We recently experienced an issue like this. We donated the glass lighting fixture shown above for an event at a new upscale condominium tower in Seattle. We delivered the fixture and were told – surprise – it needed to be wired for 277V instead of 120V. We brought it back to the factory, rewired it, and called around town to locate a 100W 277V incandescent light bulb – no luck. We searched the Internet, and discovered only one company carried them. We ordered one and received the wrong bulb. We ordered two replacements, and sent one to the site. It exploded in the fixture! The second worked – hooray. As a homeowner, if you didn’t know who made the fixture and didn’t know you needed a special light bulb, how would you resolve this? I know I wouldn’t be very happy.
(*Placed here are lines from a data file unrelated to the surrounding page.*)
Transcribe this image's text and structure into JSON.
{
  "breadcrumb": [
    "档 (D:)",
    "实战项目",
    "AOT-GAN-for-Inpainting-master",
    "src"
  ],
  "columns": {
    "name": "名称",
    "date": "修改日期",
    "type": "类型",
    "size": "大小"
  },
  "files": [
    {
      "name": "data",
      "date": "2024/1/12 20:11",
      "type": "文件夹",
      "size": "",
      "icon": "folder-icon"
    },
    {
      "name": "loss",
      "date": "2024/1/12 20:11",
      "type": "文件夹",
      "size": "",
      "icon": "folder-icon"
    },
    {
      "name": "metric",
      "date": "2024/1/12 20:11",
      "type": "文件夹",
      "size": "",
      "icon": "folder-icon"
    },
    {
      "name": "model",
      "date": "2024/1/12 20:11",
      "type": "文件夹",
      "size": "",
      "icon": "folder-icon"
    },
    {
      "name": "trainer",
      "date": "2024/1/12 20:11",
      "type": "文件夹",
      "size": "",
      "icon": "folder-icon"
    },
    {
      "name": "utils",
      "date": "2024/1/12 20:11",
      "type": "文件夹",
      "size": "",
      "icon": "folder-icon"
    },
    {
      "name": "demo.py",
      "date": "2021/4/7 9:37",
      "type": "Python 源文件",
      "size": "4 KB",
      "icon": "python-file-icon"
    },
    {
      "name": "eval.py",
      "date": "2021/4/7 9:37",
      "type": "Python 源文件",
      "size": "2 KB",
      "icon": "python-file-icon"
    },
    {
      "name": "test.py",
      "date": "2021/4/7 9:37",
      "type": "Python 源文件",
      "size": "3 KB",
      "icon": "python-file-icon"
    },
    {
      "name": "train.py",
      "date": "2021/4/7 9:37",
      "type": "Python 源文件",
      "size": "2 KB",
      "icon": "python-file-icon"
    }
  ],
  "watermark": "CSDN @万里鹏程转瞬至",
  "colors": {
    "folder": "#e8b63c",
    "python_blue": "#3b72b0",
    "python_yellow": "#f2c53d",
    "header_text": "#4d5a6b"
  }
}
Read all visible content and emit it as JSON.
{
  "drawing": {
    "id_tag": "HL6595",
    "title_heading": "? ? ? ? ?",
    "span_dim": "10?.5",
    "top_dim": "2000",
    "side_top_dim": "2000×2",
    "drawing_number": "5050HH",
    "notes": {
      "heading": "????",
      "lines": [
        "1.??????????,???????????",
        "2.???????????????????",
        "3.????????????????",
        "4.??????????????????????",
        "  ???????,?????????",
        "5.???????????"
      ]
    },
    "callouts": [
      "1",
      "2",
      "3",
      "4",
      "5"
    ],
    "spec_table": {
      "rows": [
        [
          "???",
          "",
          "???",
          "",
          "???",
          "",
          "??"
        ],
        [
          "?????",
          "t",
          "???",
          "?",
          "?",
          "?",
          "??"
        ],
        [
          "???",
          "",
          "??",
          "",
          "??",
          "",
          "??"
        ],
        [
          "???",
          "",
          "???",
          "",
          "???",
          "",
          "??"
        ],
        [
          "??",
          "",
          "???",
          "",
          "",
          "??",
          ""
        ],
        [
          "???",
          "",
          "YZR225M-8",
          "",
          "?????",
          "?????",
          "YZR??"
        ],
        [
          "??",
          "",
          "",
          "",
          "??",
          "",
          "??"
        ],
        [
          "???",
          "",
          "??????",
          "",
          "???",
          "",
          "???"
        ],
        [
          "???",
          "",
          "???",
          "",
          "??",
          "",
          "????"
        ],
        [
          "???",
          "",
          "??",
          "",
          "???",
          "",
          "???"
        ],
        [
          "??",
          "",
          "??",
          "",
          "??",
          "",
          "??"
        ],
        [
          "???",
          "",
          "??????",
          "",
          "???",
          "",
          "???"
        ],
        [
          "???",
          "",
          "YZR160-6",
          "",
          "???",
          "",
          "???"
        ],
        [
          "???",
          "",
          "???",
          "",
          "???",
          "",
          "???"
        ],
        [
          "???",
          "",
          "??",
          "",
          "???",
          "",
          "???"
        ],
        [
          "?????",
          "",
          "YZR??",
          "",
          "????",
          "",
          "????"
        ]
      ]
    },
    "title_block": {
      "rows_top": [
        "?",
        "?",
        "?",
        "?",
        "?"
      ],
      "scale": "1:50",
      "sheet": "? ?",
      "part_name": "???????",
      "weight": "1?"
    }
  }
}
Four types of light bulbs (we call them “lamps”) work with 277V power:
· Highly touted LED’s emit tiny bright spots of light that don’t produce much ambient illumination. They are hard-wired into fixtures to comply with energy codes, so you can’t replace them yourself. They are expensive, and their technology is changing so rapidly, we are concerned replacements won’t be available. Most LEDs are made in China and it takes a long time to receive them. We are still waiting for bulbs ordered four months ago!
· Halogen is a beautiful light source but new fixture designs with halogen lamps must be UL tested.
· Incandescent lamps produce a nice warm light but there aren’t many lamp types available in 277V and they aren’t available in stores. They don’t require expensive UL testing – which is a good thing.
· Fluorescent lamps are okay for some fixtures, but don’t look good in transparent glass fixtures. They are also toxic and not truly “Green”. Fluorescent fixtures do not require UL testing.
· LED and Halogen lamps require transformers that accept 277V. Fluorescent lamps require ballasts that accept 277V.
So what’s the solution? Light bulb manufactures need to develop energy efficient 277V incandescent lamps. Can this be that difficult? UL and ETL should develop Halogen and LED testing standards for manufacturers to follow so they don’t incur the steadily increasing expenses that make our products less competitive with foreign lighting fixtures.
Wouldn’t it would be wonderful if Architects, Contractors, Planners, and Manufacturers developed Building Standards & Products to prevent problems from occurring? I realize this won’t happen, but one can always hope.